* What you have to do
Copy every line from the records below that carries the word "Input".

Page and application data records:
________

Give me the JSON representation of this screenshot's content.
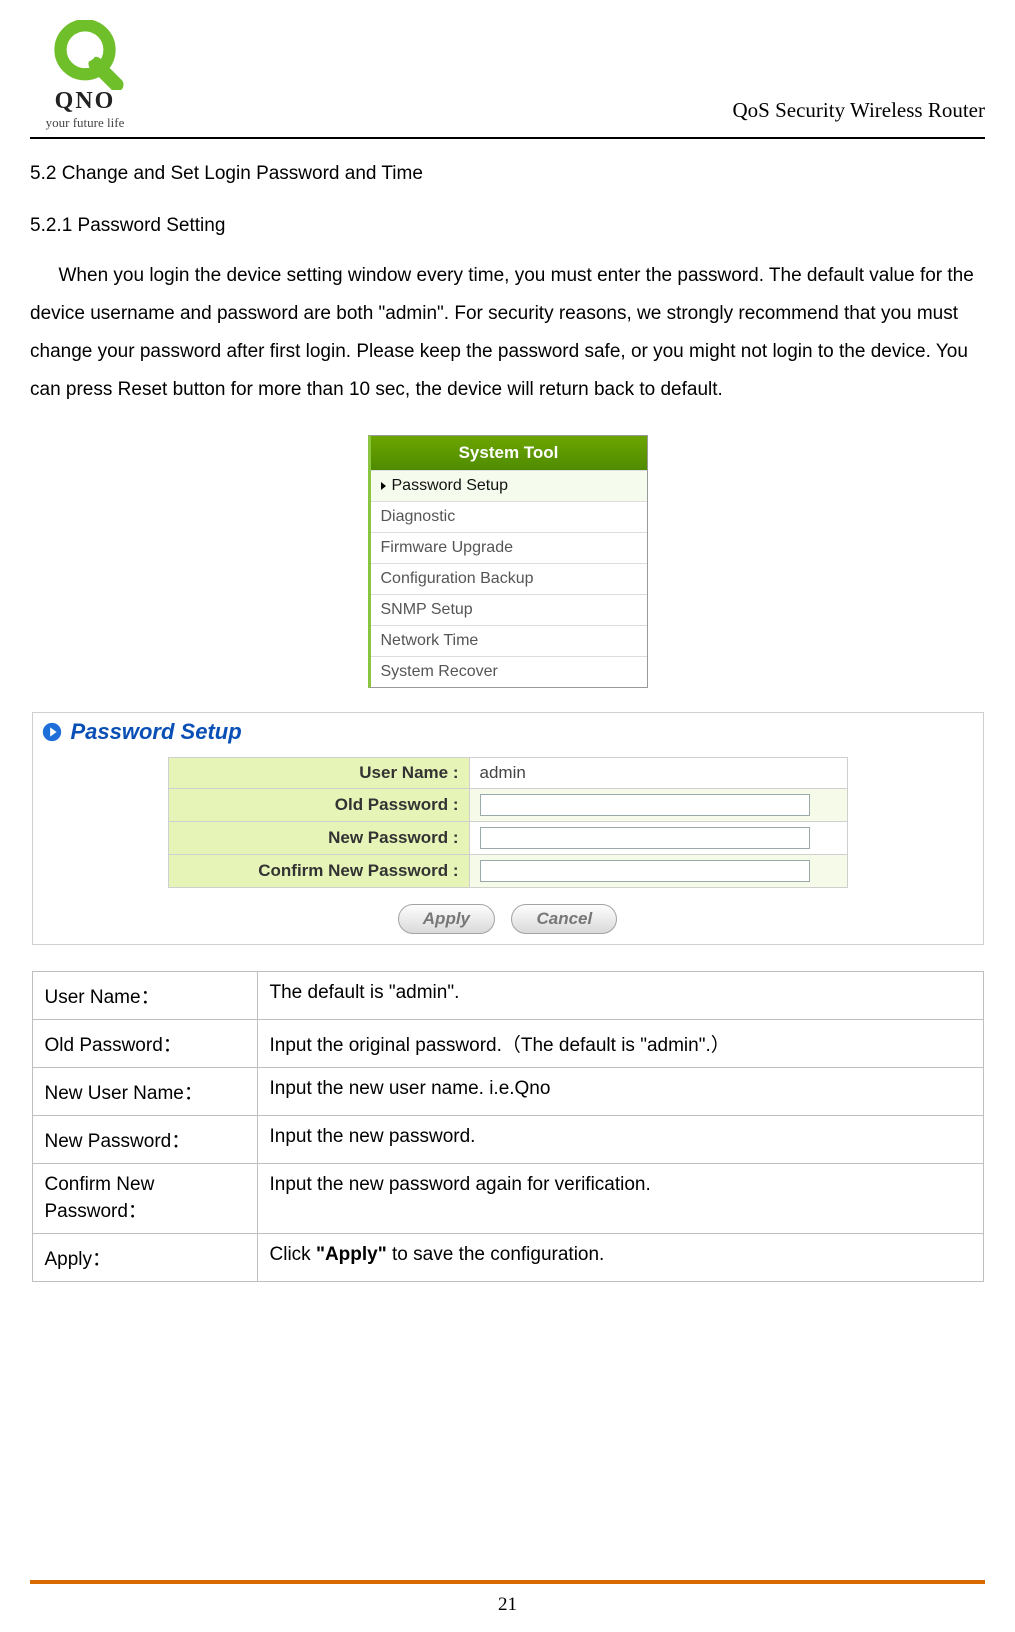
{
  "header": {
    "brand_name": "QNO",
    "tagline": "your future life",
    "doc_title": "QoS Security Wireless Router"
  },
  "section_heading": "5.2 Change and Set Login Password and Time",
  "subsection_heading": "5.2.1 Password Setting",
  "intro_paragraph": "When you login the device setting window every time, you must enter the password. The default value for the device username and password are both \"admin\". For security reasons, we strongly recommend that you must change your password after first login. Please keep the password safe, or you might not login to the device. You can press Reset button for more than 10 sec, the device will return back to default.",
  "system_tool_menu": {
    "title": "System Tool",
    "items": [
      {
        "label": "Password Setup",
        "active": true
      },
      {
        "label": "Diagnostic",
        "active": false
      },
      {
        "label": "Firmware Upgrade",
        "active": false
      },
      {
        "label": "Configuration Backup",
        "active": false
      },
      {
        "label": "SNMP Setup",
        "active": false
      },
      {
        "label": "Network Time",
        "active": false
      },
      {
        "label": "System Recover",
        "active": false
      }
    ]
  },
  "setup_panel": {
    "title": "Password Setup",
    "fields": {
      "user_name": {
        "label": "User Name :",
        "value": "admin"
      },
      "old_password": {
        "label": "Old Password :",
        "value": ""
      },
      "new_password": {
        "label": "New Password :",
        "value": ""
      },
      "confirm_new_password": {
        "label": "Confirm New Password :",
        "value": ""
      }
    },
    "buttons": {
      "apply": "Apply",
      "cancel": "Cancel"
    }
  },
  "description_table": {
    "rows": [
      {
        "label": "User Name：",
        "desc_pre": "The default is \"admin\".",
        "desc_bold": "",
        "desc_post": ""
      },
      {
        "label": "Old Password：",
        "desc_pre": "Input the original password.（The default is \"admin\".）",
        "desc_bold": "",
        "desc_post": ""
      },
      {
        "label": "New User Name：",
        "desc_pre": "Input the new user name. i.e.Qno",
        "desc_bold": "",
        "desc_post": ""
      },
      {
        "label": "New Password：",
        "desc_pre": "Input the new password.",
        "desc_bold": "",
        "desc_post": ""
      },
      {
        "label": "Confirm New Password：",
        "desc_pre": "Input the new password again for verification.",
        "desc_bold": "",
        "desc_post": ""
      },
      {
        "label": "Apply：",
        "desc_pre": "Click ",
        "desc_bold": "\"Apply\"",
        "desc_post": " to save the configuration."
      }
    ]
  },
  "page_number": "21"
}
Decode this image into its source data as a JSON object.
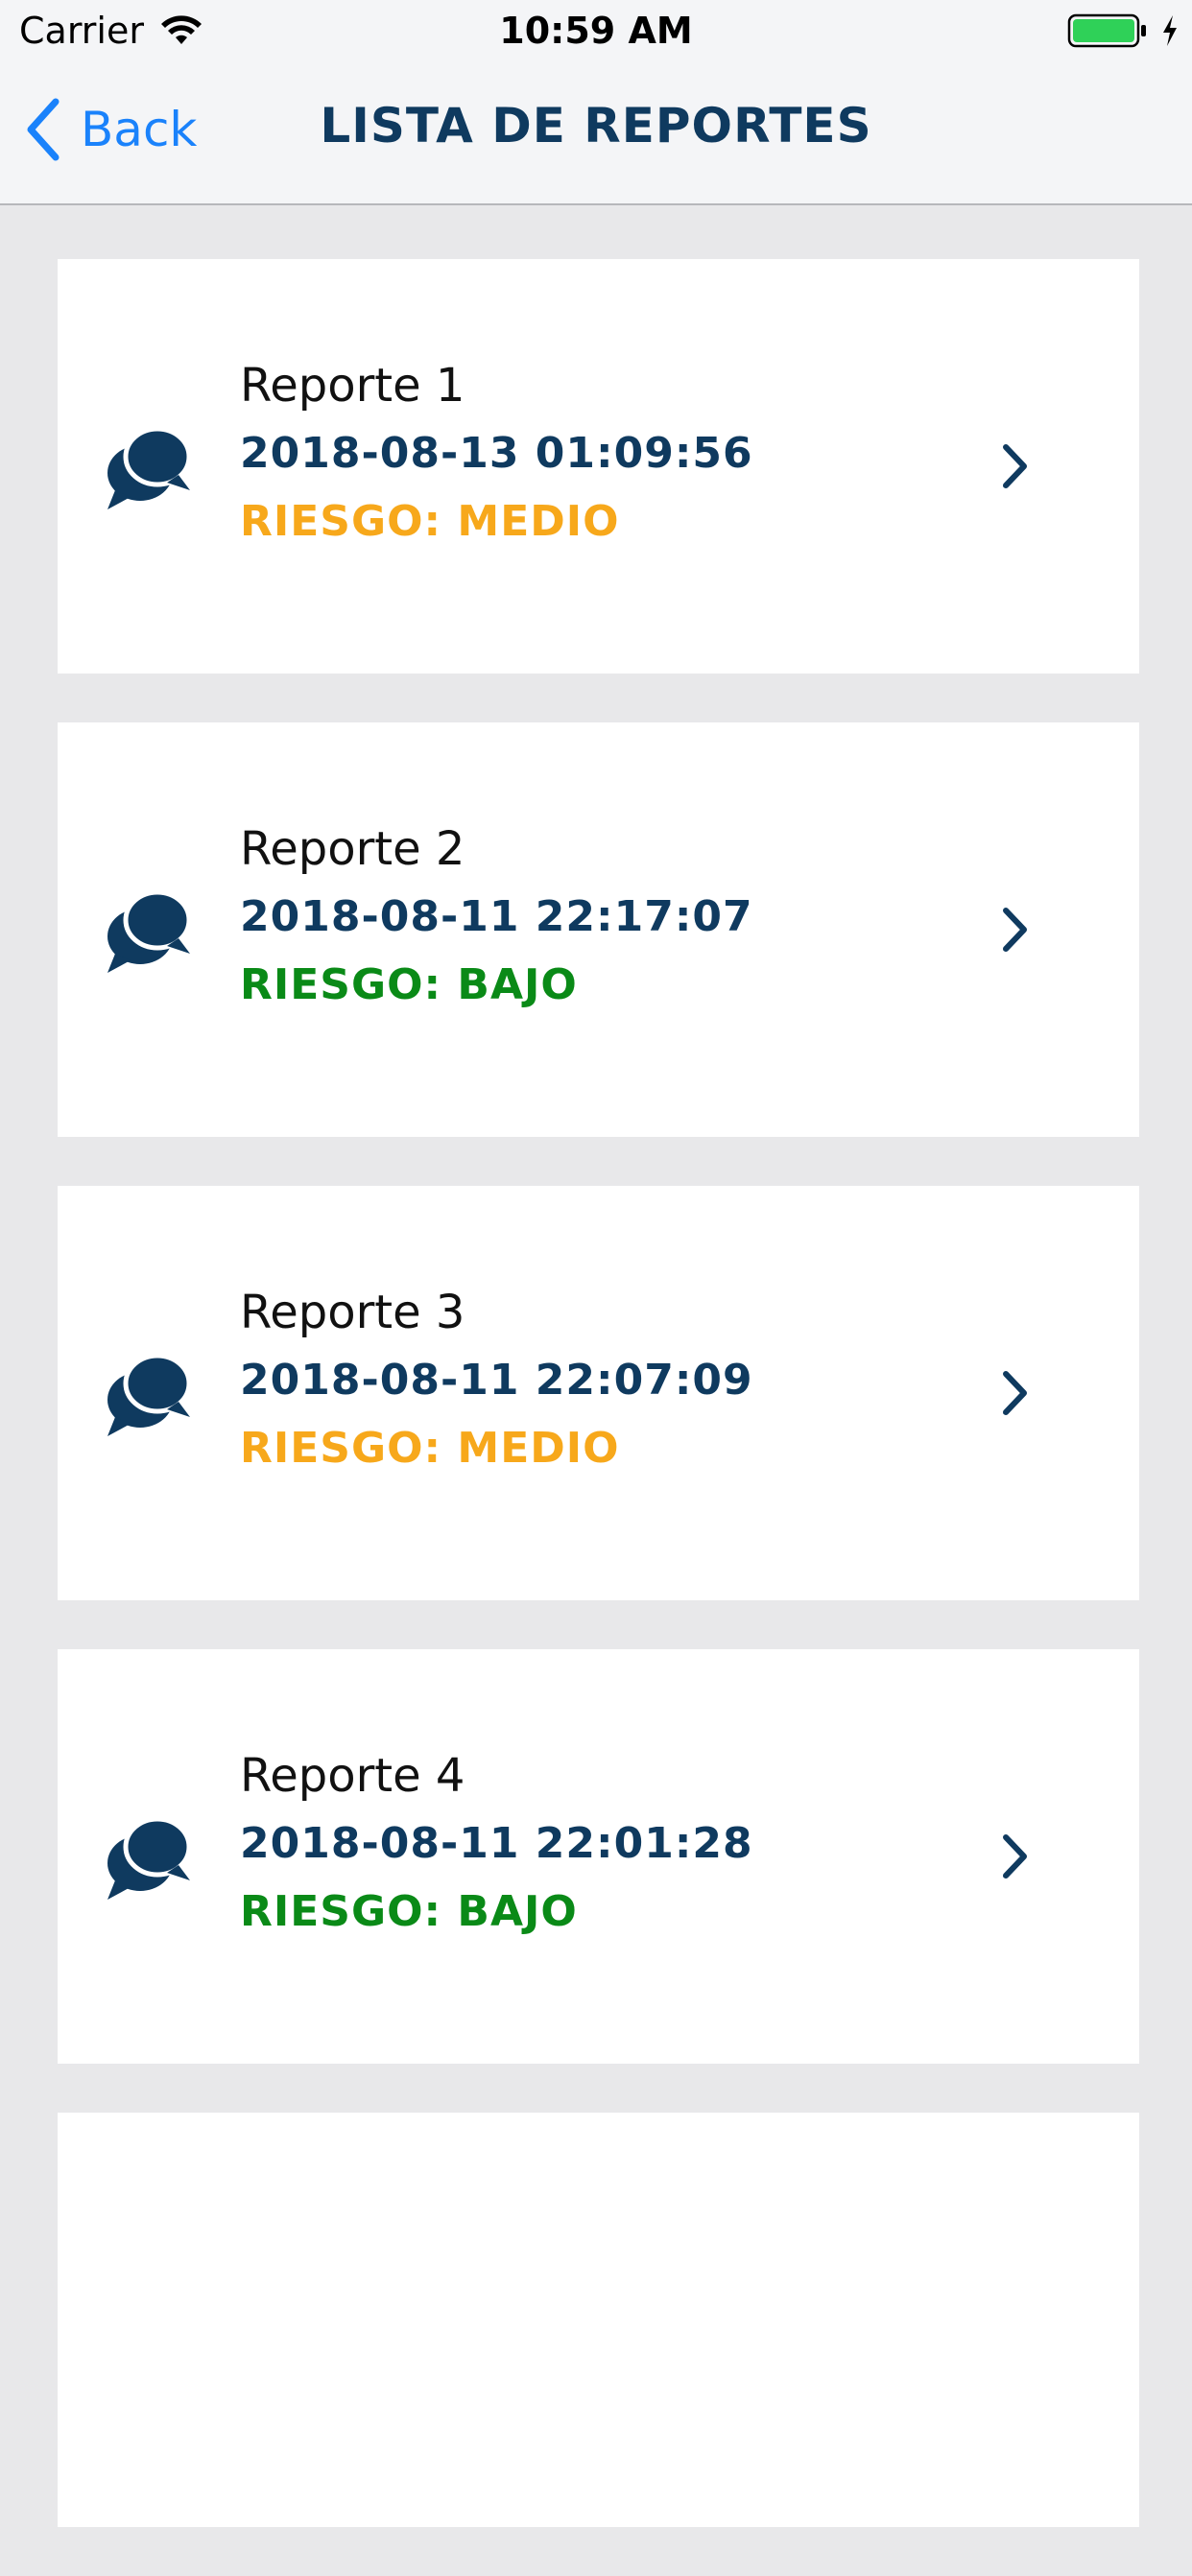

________

* Reply to the task
        "desc_pre": "Input the original password.（The default is \"admin\".）",
        "desc_pre": "Input the new user name. i.e.Qno",
        "desc_pre": "Input the new password.",
        "desc_pre": "Input the new password again for verification.",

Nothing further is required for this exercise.